You may want to contact your local library for the blind or other related programs. There are also resources like that for deaf audiences and other disabilities.
-- Bill Conerly
Many years ago, I was a young professor teaching economics, and I had a blind student enroll in Econ 101. I taught a very graphical course, with lots of supply and demand charts. Here's what I did. When I drew a line on a chart, I would describe it while I drew. ("The demand curve is downward sloping, from the Northwest corner to the Southeast corner.") A couple of weeks later, I realized that the entire class was doing a little better than normal. One reason was that I was reinforcing orally what they were seeing visually. Also, my words helped them sort out what was important from what was incidental. (For instance, if I drew the demand curve as a straight line, was I saying that they were straight? I told the class, listen to what I say. If I don't mention that it is straight, then it doesn't have to be.)
Well, the blind kid did a good job. I met with him once or twice during office hours and confirmed that he was getting it. He occasionally needed a little extra help, but it worked out OK.
For Econ 102, the second semester class, we began with supply and demand all over again, partially to reinforce this important basis for economics, and partially because students could take the two classes in either order, so we'd have half the class new to supply and demand, while the other half was getting a review. I remember asking the students a fairly complicated question involving shifting supply curves caused by a tax, and the effect that would have on price and quantity. I asked the new students if any of them could answer. None could. So I asked the second-semester students for an explanation. The blind kid raises his hand, then starts explaining how the lines shift, where the new intersection of supply and demand is, how that tells us the price has gone up, etc. All the new kids were stunned. They could SEE the graphs, and they still didn't understand it as well as the blind kid.
-- Mary Bryant
First of all, remember these are physical disabilities, not mental ones. Many people tend to "second shelf" people with disabilities which is exactly why it's an area I focus on.
If they have sight impairment, be extra careful to use descriptive words in your speech. No need to speak louder (many try to do that).
If they have hearing impairments, be sure to invite them to sit up front so they can read your lips. Keep them all in one section, so that you are never turning your head to make eye contact to the rest of the audience. They simply NEED to see you speak. (Not TOO slowly, yet deliberately.)
If they have physical mobility issues, don't assume they want help.

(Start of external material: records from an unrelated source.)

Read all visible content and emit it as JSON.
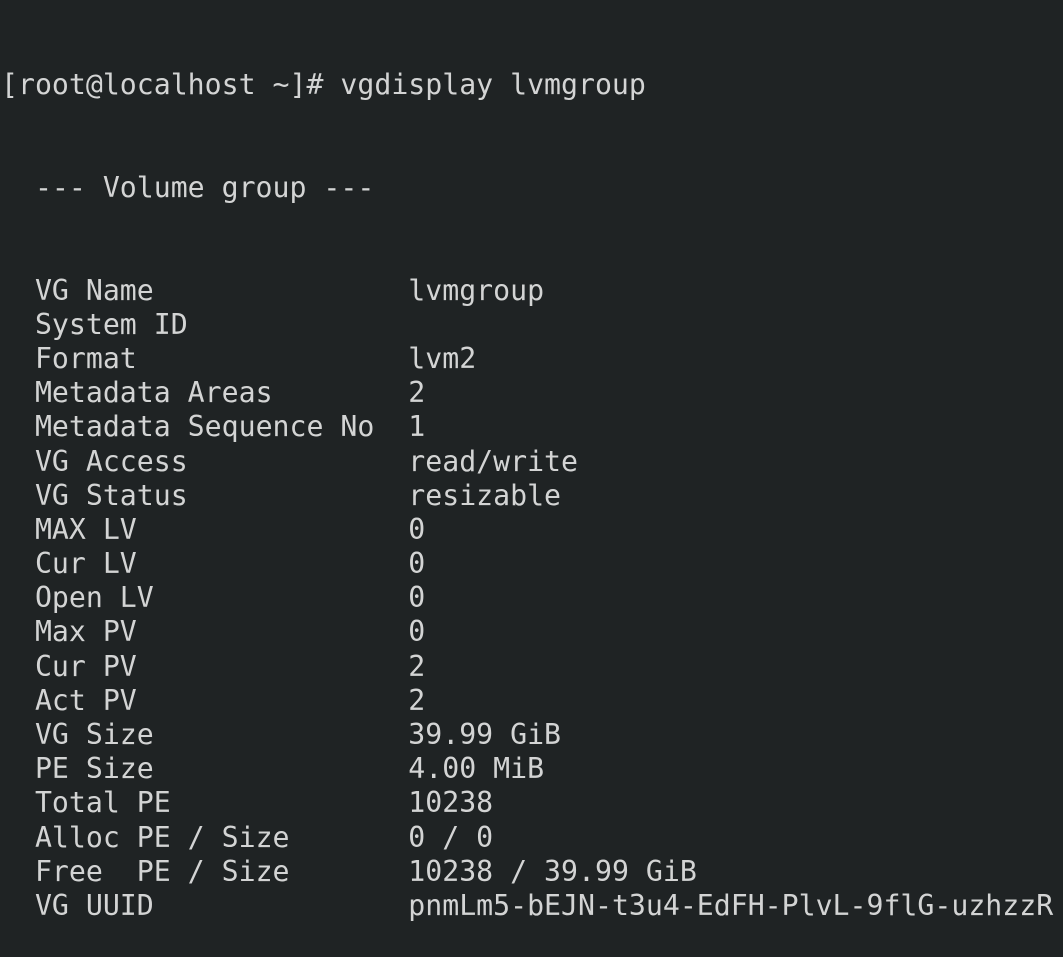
{
  "terminal": {
    "prompt": "[root@localhost ~]# ",
    "command": "vgdisplay lvmgroup",
    "header": "  --- Volume group ---",
    "rows": [
      {
        "label": "VG Name",
        "value": "lvmgroup"
      },
      {
        "label": "System ID",
        "value": ""
      },
      {
        "label": "Format",
        "value": "lvm2"
      },
      {
        "label": "Metadata Areas",
        "value": "2"
      },
      {
        "label": "Metadata Sequence No",
        "value": "1"
      },
      {
        "label": "VG Access",
        "value": "read/write"
      },
      {
        "label": "VG Status",
        "value": "resizable"
      },
      {
        "label": "MAX LV",
        "value": "0"
      },
      {
        "label": "Cur LV",
        "value": "0"
      },
      {
        "label": "Open LV",
        "value": "0"
      },
      {
        "label": "Max PV",
        "value": "0"
      },
      {
        "label": "Cur PV",
        "value": "2"
      },
      {
        "label": "Act PV",
        "value": "2"
      },
      {
        "label": "VG Size",
        "value": "39.99 GiB"
      },
      {
        "label": "PE Size",
        "value": "4.00 MiB"
      },
      {
        "label": "Total PE",
        "value": "10238"
      },
      {
        "label": "Alloc PE / Size",
        "value": "0 / 0"
      },
      {
        "label": "Free  PE / Size",
        "value": "10238 / 39.99 GiB"
      },
      {
        "label": "VG UUID",
        "value": "pnmLm5-bEJN-t3u4-EdFH-PlvL-9flG-uzhzzR"
      }
    ]
  }
}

They'll ask for it if they need it. Speak with them, not down to them. Recognize that even though their physical weakness may be obvious, you may need them to "brag" about their hidden strengths. We ALL have them.